příspěvku je proto popsat nejdůležitější události v historii tělesné výchovy v České republice, Německu a Spojených státech amerických a objasnit jejich vliv na změny
kurikula tělesné výchovy ve vybraných zemích. Účelem
historické analýzy je předložit základní informace o vývoji tělesné výchovy ve vybraných zemích a umožnit
tak další srovnání současných reforem tělesné výchovy.
METODIKA: Zvolenou metodologií je historickosrovnávací analýza, která popisuje a porovnává historický vývoj tělesné výchovy ve vybraných zemích.
VÝSLEDKY: Výsledky odhalují odlišnosti v historii
tělesné výchovy v České republice, Spolkové republice
Německo a Spojených státech amerických, ale také interkulturní vliv zemí na vývoj koncepce tělesné výchovy.
Především turnerství ovlivnilo počátky evropské a americké tělesné výchovy. Později se vedle německého systému významně prosadily i další gymnastické systémy.
Na počátku 20. století došlo v souvislosti s prosazující
Acta Univ. Palacki. Olomuc., Gymn. 2011, vol. 41, no. 1
se pragmatickou filosofií ke změně v koncepci americké
tělesné výchovy. Gymnastické systémy byly nahrazeny
sportovně rekreační koncepcí, která ovlivňuje přístupy
k tělesné výchově i v současnosti, a to nejen v USA, ale
i v Evropě. Ve 20. století se v USA opakovaně objevovala
otázka, jak zvýšit neuspokojivou zdatnost populace, a to

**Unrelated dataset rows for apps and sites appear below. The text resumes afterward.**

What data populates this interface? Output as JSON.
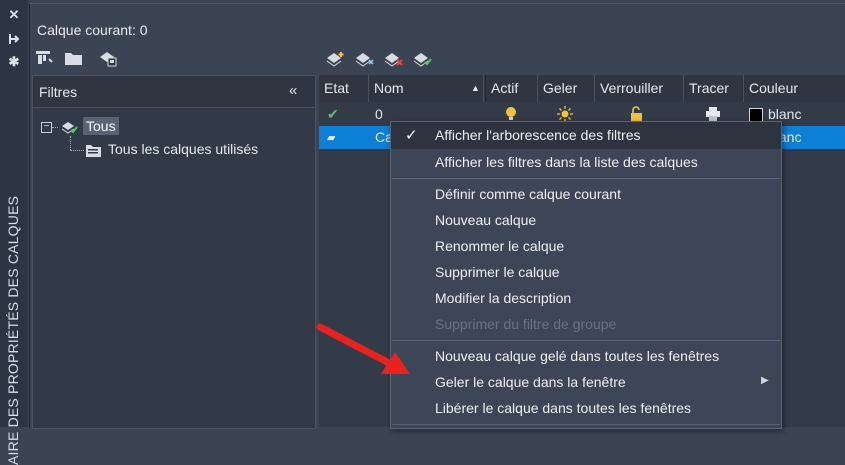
{
  "strip": {
    "close": "✕",
    "pin": "⧗",
    "settings": "✱",
    "vertical_title": "AIRE DES PROPRIÉTÉS DES CALQUES"
  },
  "header": {
    "current_layer": "Calque courant: 0"
  },
  "filters": {
    "title": "Filtres",
    "collapse": "«",
    "tree_root": "Tous",
    "tree_expander": "−",
    "tree_child": "Tous les calques utilisés"
  },
  "table": {
    "columns": [
      "Etat",
      "Nom",
      "Actif",
      "Geler",
      "Verrouiller",
      "Tracer",
      "Couleur"
    ],
    "rows": [
      {
        "status": "✔",
        "name": "0",
        "color": "blanc"
      },
      {
        "status": "▰",
        "name": "Ca",
        "color": "blanc"
      }
    ]
  },
  "context_menu": {
    "items": [
      {
        "label": "Afficher l'arborescence des filtres",
        "checked": true,
        "enabled": true
      },
      {
        "label": "Afficher les filtres dans la liste des calques",
        "enabled": true
      },
      {
        "label": "Définir comme calque courant",
        "enabled": true
      },
      {
        "label": "Nouveau calque",
        "enabled": true
      },
      {
        "label": "Renommer le calque",
        "enabled": true
      },
      {
        "label": "Supprimer le calque",
        "enabled": true
      },
      {
        "label": "Modifier la description",
        "enabled": true
      },
      {
        "label": "Supprimer du filtre de groupe",
        "enabled": false
      },
      {
        "label": "Nouveau calque gelé dans toutes les fenêtres",
        "enabled": true
      },
      {
        "label": "Geler le calque dans la fenêtre",
        "enabled": true,
        "submenu": true
      },
      {
        "label": "Libérer le calque dans toutes les fenêtres",
        "enabled": true
      }
    ],
    "check_glyph": "✓",
    "submenu_glyph": "▶"
  },
  "colors": {
    "annotation_arrow": "#e8231f",
    "selected_row": "#0e7fd6",
    "panel": "#3b4453"
  }
}
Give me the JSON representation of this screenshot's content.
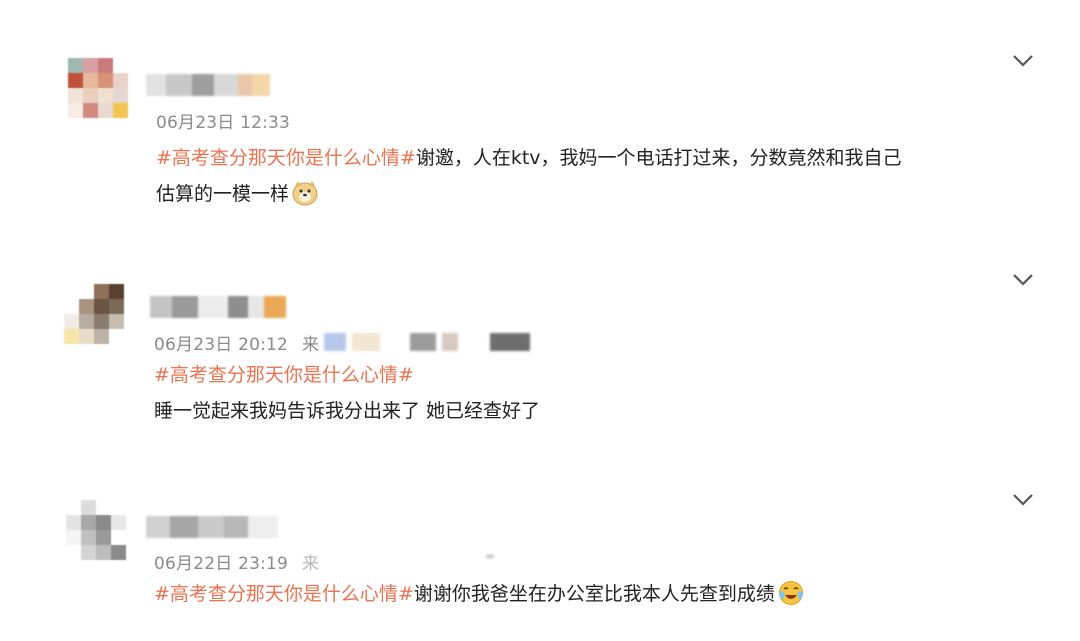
{
  "comments": [
    {
      "time": "06月23日 12:33",
      "source_prefix": "",
      "topic": "#高考查分那天你是什么心情#",
      "text_line1": "谢邀，人在ktv，我妈一个电话打过来，分数竟然和我自己",
      "text_line2": "估算的一模一样",
      "emoji": "doge-emoji"
    },
    {
      "time": "06月23日 20:12",
      "source_prefix": "来",
      "topic": "#高考查分那天你是什么心情#",
      "text_line1": "睡一觉起来我妈告诉我分出来了 她已经查好了",
      "emoji": ""
    },
    {
      "time": "06月22日 23:19",
      "source_prefix": "来",
      "topic": "#高考查分那天你是什么心情#",
      "text_line1": "谢谢你我爸坐在办公室比我本人先查到成绩",
      "emoji": "crying-laugh-emoji"
    }
  ],
  "colors": {
    "topic": "#eb7350",
    "time": "#8a8a8a",
    "text": "#222222"
  },
  "icons": {
    "expand": "chevron-down-icon"
  }
}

vždy v souvislosti s válečnými konflikty. Rozdíly v pojetí
tělesné výchovy v druhé polovině 20. století byly způsobeny vlivem různé politické ideologie. Po ukončení

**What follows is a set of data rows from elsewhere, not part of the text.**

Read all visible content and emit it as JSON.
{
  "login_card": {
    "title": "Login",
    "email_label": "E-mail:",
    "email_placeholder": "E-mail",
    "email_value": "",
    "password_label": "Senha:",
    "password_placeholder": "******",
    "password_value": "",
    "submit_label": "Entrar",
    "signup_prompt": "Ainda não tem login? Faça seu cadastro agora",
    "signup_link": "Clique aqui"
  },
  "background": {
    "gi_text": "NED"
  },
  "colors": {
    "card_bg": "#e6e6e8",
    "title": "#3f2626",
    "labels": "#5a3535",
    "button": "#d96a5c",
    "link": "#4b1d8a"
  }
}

studené války se tělesná výchova zaměřila na tzv. „life
long activities“. V poslední době dochází k významnému
podporování zdravotních benefitů aktivního životního
stylu, problematika zdraví se dostává do kurikula tělesné
výchovy, ale znaky německé gymnastiky jsou také stále
ZÁVĚRY: Výsledky potvrzují odlišnosti v koncepcích školní tělesné výchovy ve sledovaných zemích
(v terminologii, funkcích předmětu, cílech, úkolech atd.)
v různých časových obdobích. Naše zjištění také ukazují
na skutečnost, že edukační reformy v Německé spolkové
republice a Spojených státech amerických byly započaty
o 10, respektive 20 let dříve než v České republice. Velice vhodným zdrojem informací pro české školství by
proto mohly být další komparace současných reforem
tělesné výchovy.
Klíčová slova: historie, koncepce tělesné výchovy, Česká
republika, Spolková republika Německo, USA.
PhDr. Petr Vlček, Ph.D.
Masaryk University
Faculty of Education
Poříčí 538/31
603 00 Brno
Czech Republic
Education and previous work experience
2010 – Palacký University, Olomouc – Ph.D.
2009 – Masaryk University, Brno – PhDr.
2000 – University in Hradec Králové – Mgr.
Educational stays:
2003 – King Street College, London
2000–2002 – Eichstaedt Universität, Germany
First-line publications
Vlček, P., & Janík, T. (2010). Školské reformy a tvorba
kurikula tělesné výchovy v České republice, Spolkové
republice Německo a Spojených státech amerických.
Brno: Paido.
Mužík, V., & Vlček, P. (2010). Škola, pohyb a zdraví –
výzkumné výsledky a projekty. Brno: MSD.